---------- Material provided ----------

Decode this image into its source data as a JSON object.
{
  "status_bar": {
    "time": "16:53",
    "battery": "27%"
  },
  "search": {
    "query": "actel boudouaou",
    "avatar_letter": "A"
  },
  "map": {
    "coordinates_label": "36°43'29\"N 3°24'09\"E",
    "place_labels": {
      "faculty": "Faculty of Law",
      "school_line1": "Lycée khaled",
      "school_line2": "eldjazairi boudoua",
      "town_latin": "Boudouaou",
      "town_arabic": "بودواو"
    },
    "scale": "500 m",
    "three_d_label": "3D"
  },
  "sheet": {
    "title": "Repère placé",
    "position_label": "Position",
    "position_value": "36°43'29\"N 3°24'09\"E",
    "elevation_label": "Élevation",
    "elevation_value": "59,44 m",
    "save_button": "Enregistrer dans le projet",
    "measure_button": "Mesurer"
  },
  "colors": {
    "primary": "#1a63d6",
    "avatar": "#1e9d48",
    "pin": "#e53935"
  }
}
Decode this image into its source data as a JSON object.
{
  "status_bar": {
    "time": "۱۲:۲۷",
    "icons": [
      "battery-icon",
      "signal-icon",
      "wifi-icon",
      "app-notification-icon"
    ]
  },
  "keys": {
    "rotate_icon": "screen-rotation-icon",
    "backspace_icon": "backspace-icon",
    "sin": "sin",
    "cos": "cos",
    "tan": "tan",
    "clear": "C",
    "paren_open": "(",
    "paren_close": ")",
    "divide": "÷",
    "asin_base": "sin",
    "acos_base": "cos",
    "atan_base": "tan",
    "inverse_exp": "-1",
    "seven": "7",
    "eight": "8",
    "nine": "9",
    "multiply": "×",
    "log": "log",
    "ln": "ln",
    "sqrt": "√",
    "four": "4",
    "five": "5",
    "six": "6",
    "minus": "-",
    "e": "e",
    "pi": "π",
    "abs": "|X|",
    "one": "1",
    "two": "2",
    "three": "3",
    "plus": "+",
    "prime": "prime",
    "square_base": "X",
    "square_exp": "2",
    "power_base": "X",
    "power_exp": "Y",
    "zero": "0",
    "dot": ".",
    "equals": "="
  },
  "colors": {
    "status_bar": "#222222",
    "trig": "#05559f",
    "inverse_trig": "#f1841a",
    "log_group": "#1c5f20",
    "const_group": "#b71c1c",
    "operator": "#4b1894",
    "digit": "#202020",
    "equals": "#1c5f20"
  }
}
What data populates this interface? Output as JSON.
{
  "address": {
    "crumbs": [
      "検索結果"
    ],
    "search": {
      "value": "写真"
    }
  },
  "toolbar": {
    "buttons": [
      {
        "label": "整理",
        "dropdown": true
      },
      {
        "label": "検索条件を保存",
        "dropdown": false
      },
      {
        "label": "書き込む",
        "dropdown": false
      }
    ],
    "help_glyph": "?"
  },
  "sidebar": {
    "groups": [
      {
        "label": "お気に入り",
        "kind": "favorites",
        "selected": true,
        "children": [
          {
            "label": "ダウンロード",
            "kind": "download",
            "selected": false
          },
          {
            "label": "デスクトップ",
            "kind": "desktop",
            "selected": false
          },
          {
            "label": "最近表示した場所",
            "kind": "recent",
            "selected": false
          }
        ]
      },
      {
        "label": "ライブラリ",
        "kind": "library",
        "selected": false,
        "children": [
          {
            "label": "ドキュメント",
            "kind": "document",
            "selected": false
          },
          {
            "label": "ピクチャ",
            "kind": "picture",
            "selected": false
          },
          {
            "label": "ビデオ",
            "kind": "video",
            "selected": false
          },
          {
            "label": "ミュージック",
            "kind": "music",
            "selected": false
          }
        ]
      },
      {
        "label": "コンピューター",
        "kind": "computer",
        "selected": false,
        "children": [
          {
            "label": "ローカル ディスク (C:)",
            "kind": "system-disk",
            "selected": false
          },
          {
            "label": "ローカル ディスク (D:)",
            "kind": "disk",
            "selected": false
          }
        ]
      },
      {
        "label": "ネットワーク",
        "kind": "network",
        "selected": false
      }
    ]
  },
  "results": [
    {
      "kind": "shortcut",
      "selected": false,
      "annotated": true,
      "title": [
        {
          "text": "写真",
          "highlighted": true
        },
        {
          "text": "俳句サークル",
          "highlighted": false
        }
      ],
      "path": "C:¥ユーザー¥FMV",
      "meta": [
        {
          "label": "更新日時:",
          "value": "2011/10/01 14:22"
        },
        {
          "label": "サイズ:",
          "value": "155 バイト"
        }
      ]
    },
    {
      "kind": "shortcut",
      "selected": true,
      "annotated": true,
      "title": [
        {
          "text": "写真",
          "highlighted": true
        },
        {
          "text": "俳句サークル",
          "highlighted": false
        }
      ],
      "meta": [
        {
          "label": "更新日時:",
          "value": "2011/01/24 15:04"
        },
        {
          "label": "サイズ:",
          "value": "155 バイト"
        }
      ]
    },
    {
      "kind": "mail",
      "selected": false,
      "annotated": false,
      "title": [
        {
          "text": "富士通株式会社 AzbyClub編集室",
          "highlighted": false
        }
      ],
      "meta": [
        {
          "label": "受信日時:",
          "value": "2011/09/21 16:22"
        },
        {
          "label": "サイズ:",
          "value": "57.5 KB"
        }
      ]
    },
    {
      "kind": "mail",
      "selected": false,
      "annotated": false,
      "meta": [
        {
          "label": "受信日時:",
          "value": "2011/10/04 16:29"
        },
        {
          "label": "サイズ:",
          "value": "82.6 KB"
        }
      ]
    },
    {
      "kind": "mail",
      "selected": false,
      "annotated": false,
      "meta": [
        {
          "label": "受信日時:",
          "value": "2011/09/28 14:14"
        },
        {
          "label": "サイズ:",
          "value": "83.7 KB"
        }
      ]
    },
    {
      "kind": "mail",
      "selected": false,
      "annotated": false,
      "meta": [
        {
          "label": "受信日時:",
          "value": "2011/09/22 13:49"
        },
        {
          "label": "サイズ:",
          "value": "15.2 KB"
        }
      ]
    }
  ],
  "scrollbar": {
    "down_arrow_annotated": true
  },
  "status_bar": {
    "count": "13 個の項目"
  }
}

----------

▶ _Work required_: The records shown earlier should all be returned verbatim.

▶ _Answer to the exercise_:
Decode this image into its source data as a JSON object.
{
  "status_bar": {
    "time": "16:53",
    "battery": "27%"
  },
  "search": {
    "query": "actel boudouaou",
    "avatar_letter": "A"
  },
  "map": {
    "coordinates_label": "36°43'29\"N 3°24'09\"E",
    "place_labels": {
      "faculty": "Faculty of Law",
      "school_line1": "Lycée khaled",
      "school_line2": "eldjazairi boudoua",
      "town_latin": "Boudouaou",
      "town_arabic": "بودواو"
    },
    "scale": "500 m",
    "three_d_label": "3D"
  },
  "sheet": {
    "title": "Repère placé",
    "position_label": "Position",
    "position_value": "36°43'29\"N 3°24'09\"E",
    "elevation_label": "Élevation",
    "elevation_value": "59,44 m",
    "save_button": "Enregistrer dans le projet",
    "measure_button": "Mesurer"
  },
  "colors": {
    "primary": "#1a63d6",
    "avatar": "#1e9d48",
    "pin": "#e53935"
  }
}
Decode this image into its source data as a JSON object.
{
  "status_bar": {
    "time": "۱۲:۲۷",
    "icons": [
      "battery-icon",
      "signal-icon",
      "wifi-icon",
      "app-notification-icon"
    ]
  },
  "keys": {
    "rotate_icon": "screen-rotation-icon",
    "backspace_icon": "backspace-icon",
    "sin": "sin",
    "cos": "cos",
    "tan": "tan",
    "clear": "C",
    "paren_open": "(",
    "paren_close": ")",
    "divide": "÷",
    "asin_base": "sin",
    "acos_base": "cos",
    "atan_base": "tan",
    "inverse_exp": "-1",
    "seven": "7",
    "eight": "8",
    "nine": "9",
    "multiply": "×",
    "log": "log",
    "ln": "ln",
    "sqrt": "√",
    "four": "4",
    "five": "5",
    "six": "6",
    "minus": "-",
    "e": "e",
    "pi": "π",
    "abs": "|X|",
    "one": "1",
    "two": "2",
    "three": "3",
    "plus": "+",
    "prime": "prime",
    "square_base": "X",
    "square_exp": "2",
    "power_base": "X",
    "power_exp": "Y",
    "zero": "0",
    "dot": ".",
    "equals": "="
  },
  "colors": {
    "status_bar": "#222222",
    "trig": "#05559f",
    "inverse_trig": "#f1841a",
    "log_group": "#1c5f20",
    "const_group": "#b71c1c",
    "operator": "#4b1894",
    "digit": "#202020",
    "equals": "#1c5f20"
  }
}
What data populates this interface? Output as JSON.
{
  "address": {
    "crumbs": [
      "検索結果"
    ],
    "search": {
      "value": "写真"
    }
  },
  "toolbar": {
    "buttons": [
      {
        "label": "整理",
        "dropdown": true
      },
      {
        "label": "検索条件を保存",
        "dropdown": false
      },
      {
        "label": "書き込む",
        "dropdown": false
      }
    ],
    "help_glyph": "?"
  },
  "sidebar": {
    "groups": [
      {
        "label": "お気に入り",
        "kind": "favorites",
        "selected": true,
        "children": [
          {
            "label": "ダウンロード",
            "kind": "download",
            "selected": false
          },
          {
            "label": "デスクトップ",
            "kind": "desktop",
            "selected": false
          },
          {
            "label": "最近表示した場所",
            "kind": "recent",
            "selected": false
          }
        ]
      },
      {
        "label": "ライブラリ",
        "kind": "library",
        "selected": false,
        "children": [
          {
            "label": "ドキュメント",
            "kind": "document",
            "selected": false
          },
          {
            "label": "ピクチャ",
            "kind": "picture",
            "selected": false
          },
          {
            "label": "ビデオ",
            "kind": "video",
            "selected": false
          },
          {
            "label": "ミュージック",
            "kind": "music",
            "selected": false
          }
        ]
      },
      {
        "label": "コンピューター",
        "kind": "computer",
        "selected": false,
        "children": [
          {
            "label": "ローカル ディスク (C:)",
            "kind": "system-disk",
            "selected": false
          },
          {
            "label": "ローカル ディスク (D:)",
            "kind": "disk",
            "selected": false
          }
        ]
      },
      {
        "label": "ネットワーク",
        "kind": "network",
        "selected": false
      }
    ]
  },
  "results": [
    {
      "kind": "shortcut",
      "selected": false,
      "annotated": true,
      "title": [
        {
          "text": "写真",
          "highlighted": true
        },
        {
          "text": "俳句サークル",
          "highlighted": false
        }
      ],
      "path": "C:¥ユーザー¥FMV",
      "meta": [
        {
          "label": "更新日時:",
          "value": "2011/10/01 14:22"
        },
        {
          "label": "サイズ:",
          "value": "155 バイト"
        }
      ]
    },
    {
      "kind": "shortcut",
      "selected": true,
      "annotated": true,
      "title": [
        {
          "text": "写真",
          "highlighted": true
        },
        {
          "text": "俳句サークル",
          "highlighted": false
        }
      ],
      "meta": [
        {
          "label": "更新日時:",
          "value": "2011/01/24 15:04"
        },
        {
          "label": "サイズ:",
          "value": "155 バイト"
        }
      ]
    },
    {
      "kind": "mail",
      "selected": false,
      "annotated": false,
      "title": [
        {
          "text": "富士通株式会社 AzbyClub編集室",
          "highlighted": false
        }
      ],
      "meta": [
        {
          "label": "受信日時:",
          "value": "2011/09/21 16:22"
        },
        {
          "label": "サイズ:",
          "value": "57.5 KB"
        }
      ]
    },
    {
      "kind": "mail",
      "selected": false,
      "annotated": false,
      "meta": [
        {
          "label": "受信日時:",
          "value": "2011/10/04 16:29"
        },
        {
          "label": "サイズ:",
          "value": "82.6 KB"
        }
      ]
    },
    {
      "kind": "mail",
      "selected": false,
      "annotated": false,
      "meta": [
        {
          "label": "受信日時:",
          "value": "2011/09/28 14:14"
        },
        {
          "label": "サイズ:",
          "value": "83.7 KB"
        }
      ]
    },
    {
      "kind": "mail",
      "selected": false,
      "annotated": false,
      "meta": [
        {
          "label": "受信日時:",
          "value": "2011/09/22 13:49"
        },
        {
          "label": "サイズ:",
          "value": "15.2 KB"
        }
      ]
    }
  ],
  "scrollbar": {
    "down_arrow_annotated": true
  },
  "status_bar": {
    "count": "13 個の項目"
  }
}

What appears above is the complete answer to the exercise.